The Japan Exchange and Teaching (JET) Program aims to enhance foreign language education in Japan, and to promote international exchange at the local level by fostering ties between Japanese youth and foreign youth. The JET Program offers participants the opportunity to serve in local authorities as well as public and private junior and senior high schools throughout Japan.

Five years after returning to the U.S., I've finally figured out how the JET Program has been so successful in producing such Japanophiles like me over the years. Forget bilateral cultural appreciation. It's much more one-sided than that. "Make them celebrities when they're in they're self-centered and insecure 20s, and they will realize later on in life that they never had it so good." Now, I was no Brad Pitt, but was I a Very Famous Person in Nagasaki while I was there from 1997 to 2000? Yes, indeed I was.

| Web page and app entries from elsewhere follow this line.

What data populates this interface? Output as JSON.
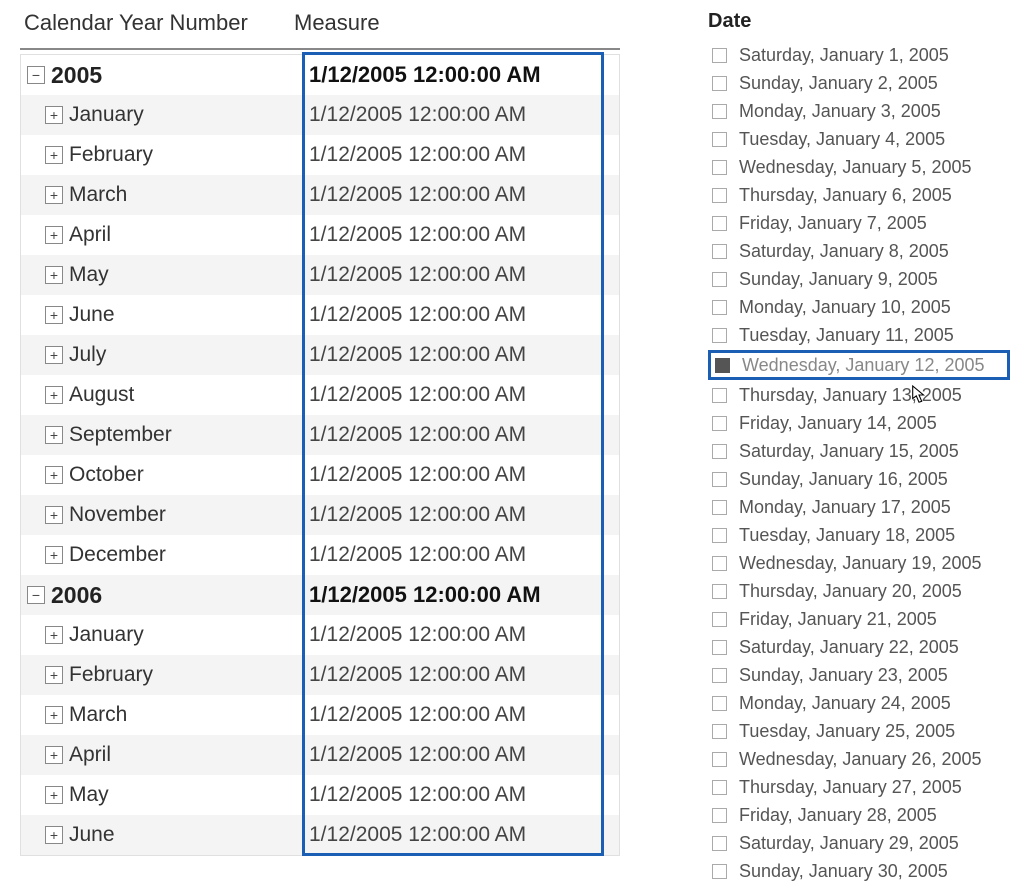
{
  "headers": {
    "col1": "Calendar Year Number",
    "col2": "Measure"
  },
  "rows": [
    {
      "type": "year",
      "label": "2005",
      "measure": "1/12/2005 12:00:00 AM",
      "bold": true,
      "shaded": false,
      "exp": "minus"
    },
    {
      "type": "month",
      "label": "January",
      "measure": "1/12/2005 12:00:00 AM",
      "bold": false,
      "shaded": true,
      "exp": "plus"
    },
    {
      "type": "month",
      "label": "February",
      "measure": "1/12/2005 12:00:00 AM",
      "bold": false,
      "shaded": false,
      "exp": "plus"
    },
    {
      "type": "month",
      "label": "March",
      "measure": "1/12/2005 12:00:00 AM",
      "bold": false,
      "shaded": true,
      "exp": "plus"
    },
    {
      "type": "month",
      "label": "April",
      "measure": "1/12/2005 12:00:00 AM",
      "bold": false,
      "shaded": false,
      "exp": "plus"
    },
    {
      "type": "month",
      "label": "May",
      "measure": "1/12/2005 12:00:00 AM",
      "bold": false,
      "shaded": true,
      "exp": "plus"
    },
    {
      "type": "month",
      "label": "June",
      "measure": "1/12/2005 12:00:00 AM",
      "bold": false,
      "shaded": false,
      "exp": "plus"
    },
    {
      "type": "month",
      "label": "July",
      "measure": "1/12/2005 12:00:00 AM",
      "bold": false,
      "shaded": true,
      "exp": "plus"
    },
    {
      "type": "month",
      "label": "August",
      "measure": "1/12/2005 12:00:00 AM",
      "bold": false,
      "shaded": false,
      "exp": "plus"
    },
    {
      "type": "month",
      "label": "September",
      "measure": "1/12/2005 12:00:00 AM",
      "bold": false,
      "shaded": true,
      "exp": "plus"
    },
    {
      "type": "month",
      "label": "October",
      "measure": "1/12/2005 12:00:00 AM",
      "bold": false,
      "shaded": false,
      "exp": "plus"
    },
    {
      "type": "month",
      "label": "November",
      "measure": "1/12/2005 12:00:00 AM",
      "bold": false,
      "shaded": true,
      "exp": "plus"
    },
    {
      "type": "month",
      "label": "December",
      "measure": "1/12/2005 12:00:00 AM",
      "bold": false,
      "shaded": false,
      "exp": "plus"
    },
    {
      "type": "year",
      "label": "2006",
      "measure": "1/12/2005 12:00:00 AM",
      "bold": true,
      "shaded": true,
      "exp": "minus"
    },
    {
      "type": "month",
      "label": "January",
      "measure": "1/12/2005 12:00:00 AM",
      "bold": false,
      "shaded": false,
      "exp": "plus"
    },
    {
      "type": "month",
      "label": "February",
      "measure": "1/12/2005 12:00:00 AM",
      "bold": false,
      "shaded": true,
      "exp": "plus"
    },
    {
      "type": "month",
      "label": "March",
      "measure": "1/12/2005 12:00:00 AM",
      "bold": false,
      "shaded": false,
      "exp": "plus"
    },
    {
      "type": "month",
      "label": "April",
      "measure": "1/12/2005 12:00:00 AM",
      "bold": false,
      "shaded": true,
      "exp": "plus"
    },
    {
      "type": "month",
      "label": "May",
      "measure": "1/12/2005 12:00:00 AM",
      "bold": false,
      "shaded": false,
      "exp": "plus"
    },
    {
      "type": "month",
      "label": "June",
      "measure": "1/12/2005 12:00:00 AM",
      "bold": false,
      "shaded": true,
      "exp": "plus"
    }
  ],
  "slicer": {
    "title": "Date",
    "items": [
      {
        "label": "Saturday, January 1, 2005",
        "selected": false
      },
      {
        "label": "Sunday, January 2, 2005",
        "selected": false
      },
      {
        "label": "Monday, January 3, 2005",
        "selected": false
      },
      {
        "label": "Tuesday, January 4, 2005",
        "selected": false
      },
      {
        "label": "Wednesday, January 5, 2005",
        "selected": false
      },
      {
        "label": "Thursday, January 6, 2005",
        "selected": false
      },
      {
        "label": "Friday, January 7, 2005",
        "selected": false
      },
      {
        "label": "Saturday, January 8, 2005",
        "selected": false
      },
      {
        "label": "Sunday, January 9, 2005",
        "selected": false
      },
      {
        "label": "Monday, January 10, 2005",
        "selected": false
      },
      {
        "label": "Tuesday, January 11, 2005",
        "selected": false
      },
      {
        "label": "Wednesday, January 12, 2005",
        "selected": true
      },
      {
        "label": "Thursday, January 13, 2005",
        "selected": false
      },
      {
        "label": "Friday, January 14, 2005",
        "selected": false
      },
      {
        "label": "Saturday, January 15, 2005",
        "selected": false
      },
      {
        "label": "Sunday, January 16, 2005",
        "selected": false
      },
      {
        "label": "Monday, January 17, 2005",
        "selected": false
      },
      {
        "label": "Tuesday, January 18, 2005",
        "selected": false
      },
      {
        "label": "Wednesday, January 19, 2005",
        "selected": false
      },
      {
        "label": "Thursday, January 20, 2005",
        "selected": false
      },
      {
        "label": "Friday, January 21, 2005",
        "selected": false
      },
      {
        "label": "Saturday, January 22, 2005",
        "selected": false
      },
      {
        "label": "Sunday, January 23, 2005",
        "selected": false
      },
      {
        "label": "Monday, January 24, 2005",
        "selected": false
      },
      {
        "label": "Tuesday, January 25, 2005",
        "selected": false
      },
      {
        "label": "Wednesday, January 26, 2005",
        "selected": false
      },
      {
        "label": "Thursday, January 27, 2005",
        "selected": false
      },
      {
        "label": "Friday, January 28, 2005",
        "selected": false
      },
      {
        "label": "Saturday, January 29, 2005",
        "selected": false
      },
      {
        "label": "Sunday, January 30, 2005",
        "selected": false
      }
    ]
  }
}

My star ascended with my participation, in 1999, in the Nagasaki City Japanese Language Speech Contest for Foreigners. To my great pleasure, I won the grand prize and audience award for best speech. Thanks to that win, I was automatically qualified to participate in the all-national speech contest to be held, coincidentally, in Nagasaki the following year and televised nationally on NHK. In the interim, I appeared on local television news programs, was honored by the high school where I worked, and was even chosen to appear in the 2000 JET promotional recruiting video.

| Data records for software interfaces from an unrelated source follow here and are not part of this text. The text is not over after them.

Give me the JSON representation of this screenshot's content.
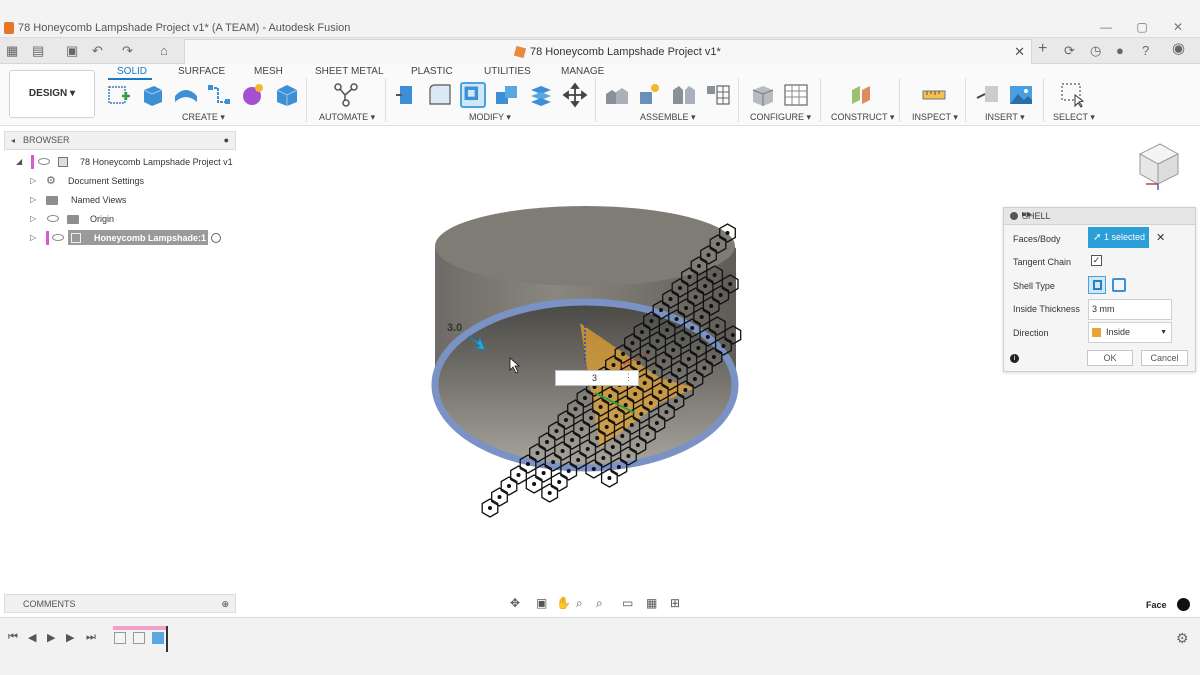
{
  "window": {
    "title": "78 Honeycomb Lampshade Project v1* (A TEAM) - Autodesk Fusion",
    "minimize": "—",
    "maximize": "▢",
    "close": "✕"
  },
  "doc_tab": {
    "title": "78 Honeycomb Lampshade Project v1*",
    "close": "✕"
  },
  "quick_access": {
    "grid": "▦",
    "file": "▤",
    "save": "▣",
    "undo": "↶",
    "redo": "↷",
    "home": "⌂",
    "add": "+",
    "extensions": "⟳",
    "jobs": "◷",
    "notifications": "●",
    "help": "?",
    "user": "◉"
  },
  "toolbar": {
    "design_label": "DESIGN ▾",
    "tabs": [
      "SOLID",
      "SURFACE",
      "MESH",
      "SHEET METAL",
      "PLASTIC",
      "UTILITIES",
      "MANAGE"
    ],
    "groups": [
      "CREATE ▾",
      "AUTOMATE ▾",
      "MODIFY ▾",
      "ASSEMBLE ▾",
      "CONFIGURE ▾",
      "CONSTRUCT ▾",
      "INSPECT ▾",
      "INSERT ▾",
      "SELECT ▾"
    ]
  },
  "browser": {
    "header": "BROWSER",
    "items": [
      {
        "label": "78 Honeycomb Lampshade Project v1"
      },
      {
        "label": "Document Settings"
      },
      {
        "label": "Named Views"
      },
      {
        "label": "Origin"
      },
      {
        "label": "Honeycomb Lampshade:1"
      }
    ]
  },
  "comments": {
    "header": "COMMENTS"
  },
  "shell": {
    "title": "SHELL",
    "rows": {
      "faces_body": "Faces/Body",
      "tangent_chain": "Tangent Chain",
      "shell_type": "Shell Type",
      "inside_thickness": "Inside Thickness",
      "direction": "Direction"
    },
    "selected": "1 selected",
    "clear": "✕",
    "thickness_value": "3 mm",
    "direction_value": "Inside",
    "ok": "OK",
    "cancel": "Cancel",
    "info": "i"
  },
  "viewport": {
    "dim_label": "3.0",
    "dim_input": "3",
    "selection_type": "Face"
  },
  "colors": {
    "accent": "#2a9fd8",
    "cylinder": "#807d77",
    "rim": "#7b93c4",
    "arrow": "#e8a531"
  }
}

The day of the big competition, I was brimming with confidence. I had prepared a color-coded pie chart with moving pieces that displayed various statistics. I wished my fellow competitors luck, but in my heart of hearts, I believed: "How can I lose with such an impressive visual aid? Simple, I cannot."

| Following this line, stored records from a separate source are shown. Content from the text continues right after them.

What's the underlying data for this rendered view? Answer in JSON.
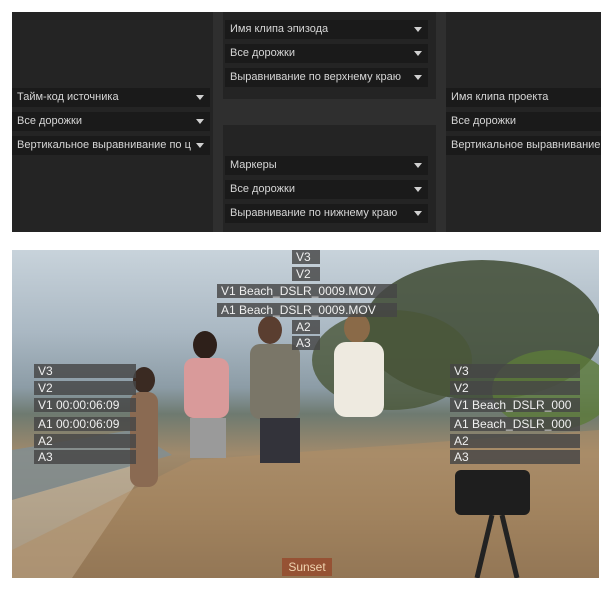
{
  "settings": {
    "left": {
      "dropdowns": [
        "Тайм-код источника",
        "Все дорожки",
        "Вертикальное выравнивание по ц"
      ]
    },
    "middle_top": {
      "dropdowns": [
        "Имя клипа эпизода",
        "Все дорожки",
        "Выравнивание по верхнему краю"
      ]
    },
    "middle_bottom": {
      "dropdowns": [
        "Маркеры",
        "Все дорожки",
        "Выравнивание по нижнему краю"
      ]
    },
    "right": {
      "dropdowns": [
        "Имя клипа проекта",
        "Все дорожки",
        "Вертикальное выравнивание"
      ]
    }
  },
  "preview": {
    "top_center": [
      "V3",
      "V2",
      "V1 Beach_DSLR_0009.MOV",
      "A1 Beach_DSLR_0009.MOV",
      "A2",
      "A3"
    ],
    "left": [
      "V3",
      "V2",
      "V1 00:00:06:09",
      "A1 00:00:06:09",
      "A2",
      "A3"
    ],
    "right": [
      "V3",
      "V2",
      "V1 Beach_DSLR_000",
      "A1 Beach_DSLR_000",
      "A2",
      "A3"
    ],
    "marker_label": "Sunset"
  }
}
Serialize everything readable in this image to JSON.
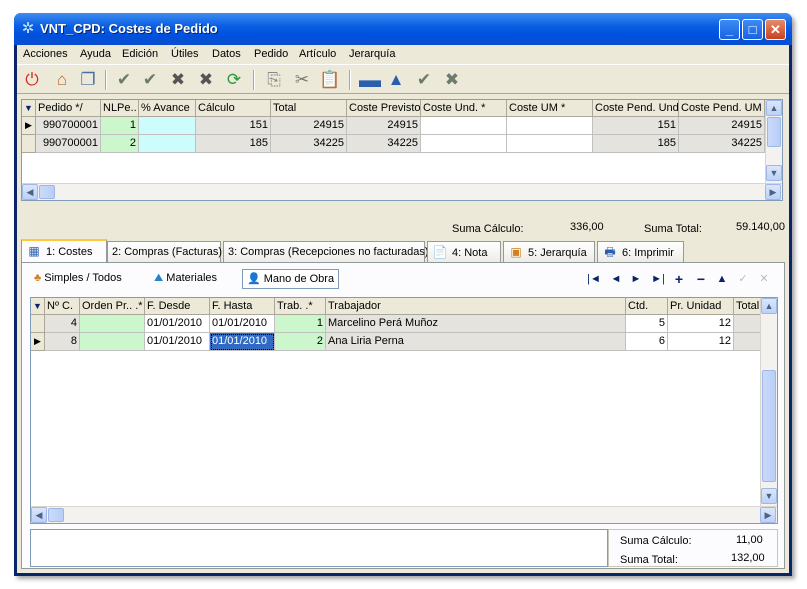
{
  "window": {
    "title": "VNT_CPD: Costes de Pedido",
    "min": "_",
    "max": "□",
    "close": "✕"
  },
  "menu": [
    "Acciones",
    "Ayuda",
    "Edición",
    "Útiles",
    "Datos",
    "Pedido",
    "Artículo",
    "Jerarquía"
  ],
  "toolbar_icons": [
    "power-icon",
    "home-icon",
    "windows-icon",
    "check-batch-icon",
    "check-batch-2-icon",
    "cancel-batch-icon",
    "cancel-batch-2-icon",
    "refresh-icon",
    "copy-icon",
    "cut-icon",
    "paste-icon",
    "minus-icon",
    "up-icon",
    "check-icon",
    "cancel-icon"
  ],
  "orders": {
    "headers": [
      "Pedido */",
      "NLPe..",
      "% Avance",
      "Cálculo",
      "Total",
      "Coste Previsto",
      "Coste Und. *",
      "Coste UM *",
      "Coste Pend. Und",
      "Coste Pend. UM"
    ],
    "rows": [
      [
        "990700001",
        "1",
        "",
        "151",
        "24915",
        "24915",
        "",
        "",
        "151",
        "24915"
      ],
      [
        "990700001",
        "2",
        "",
        "185",
        "34225",
        "34225",
        "",
        "",
        "185",
        "34225"
      ]
    ],
    "suma_calculo_label": "Suma Cálculo:",
    "suma_calculo": "336,00",
    "suma_total_label": "Suma Total:",
    "suma_total": "59.140,00"
  },
  "tabs": [
    "1: Costes",
    "2: Compras (Facturas)",
    "3: Compras (Recepciones no facturadas)",
    "4: Nota",
    "5: Jerarquía",
    "6: Imprimir"
  ],
  "subtabs": [
    "Simples / Todos",
    "Materiales",
    "Mano de Obra"
  ],
  "nav": [
    "|◄",
    "◄",
    "►",
    "►|",
    "+",
    "−",
    "▲",
    "✓",
    "✕"
  ],
  "labor": {
    "headers": [
      "Nº C.",
      "Orden Pr.. .*",
      "F. Desde",
      "F. Hasta",
      "Trab. .*",
      "Trabajador",
      "Ctd.",
      "Pr. Unidad",
      "Total"
    ],
    "rows": [
      [
        "4",
        "",
        "01/01/2010",
        "01/01/2010",
        "1",
        "Marcelino Perá Muñoz",
        "5",
        "12",
        ""
      ],
      [
        "8",
        "",
        "01/01/2010",
        "01/01/2010",
        "2",
        "Ana Liria Perna",
        "6",
        "12",
        ""
      ]
    ],
    "suma_calculo_label": "Suma Cálculo:",
    "suma_calculo": "11,00",
    "suma_total_label": "Suma Total:",
    "suma_total": "132,00"
  },
  "colors": {
    "title_blue": "#0050de",
    "green_cell": "#ccf7cc",
    "cyan_cell": "#ccfcfc",
    "selected": "#316ac5"
  }
}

When my name was called, I rose from my seat and made my way up the stage. Halfway to the podium, I realized that I had left my text on my chair. In that split second, I made a decision to just leave it. "I've practiced this so many times; I won't need it."

I began assuredly enough and visualized the text in my head, but it wasn't long before things started to go south. Halfway through my speech, I discovered that the lever for the moving piece of my pie chart had fallen out somewhere between my seat and the stage; the visual aid was useless. But it was the next thing that truly threw me: the timekeeper raised a yellow card. I had two minutes left. My mind went instantly blank. I stood silent as the second-hand ticked on. My stomach went watery, my palms began to sweat, and I felt the concerned stares of my friends and students. "What's wrong with him?" I looked, panic-stricken, between the space on the lectern where my text should have been and the bright spotlight which I knew covered the faces of the waiting audience. I probably stood like that for fifteen seconds (though it felt like an hour) before I grabbed a line from the murky darkness in my head and rattled through the rest of my speech.

I was so relieved to be done. I sunk deep into my chair and waited for the competition to be over, so I could go back to my apartment and shoot myself.

Naturally, I didn't shoot myself, and in fact, I felt much better by the reception which was held after the awards ceremony (naturally, I didn't win anything). I'd learned a valuable lesson: Celebrity is a very double-edged sword - the more public the success, the more public the failure. Looking back, I realize I was lucky my screw-up did not get me fired or arrested or deported. But more than that, I am glad for this humbling experience as it makes me appreciate my anonymity in the U.S. today and gives me great daydream fodder for what might have been.

Brian Byun was an Assistant Language Teacher in Nagasaski prefecture from 1997-2000. He is now a third-year law student at George Washington University, but says that he hopes one day to be a lead in a Japanese "dorama."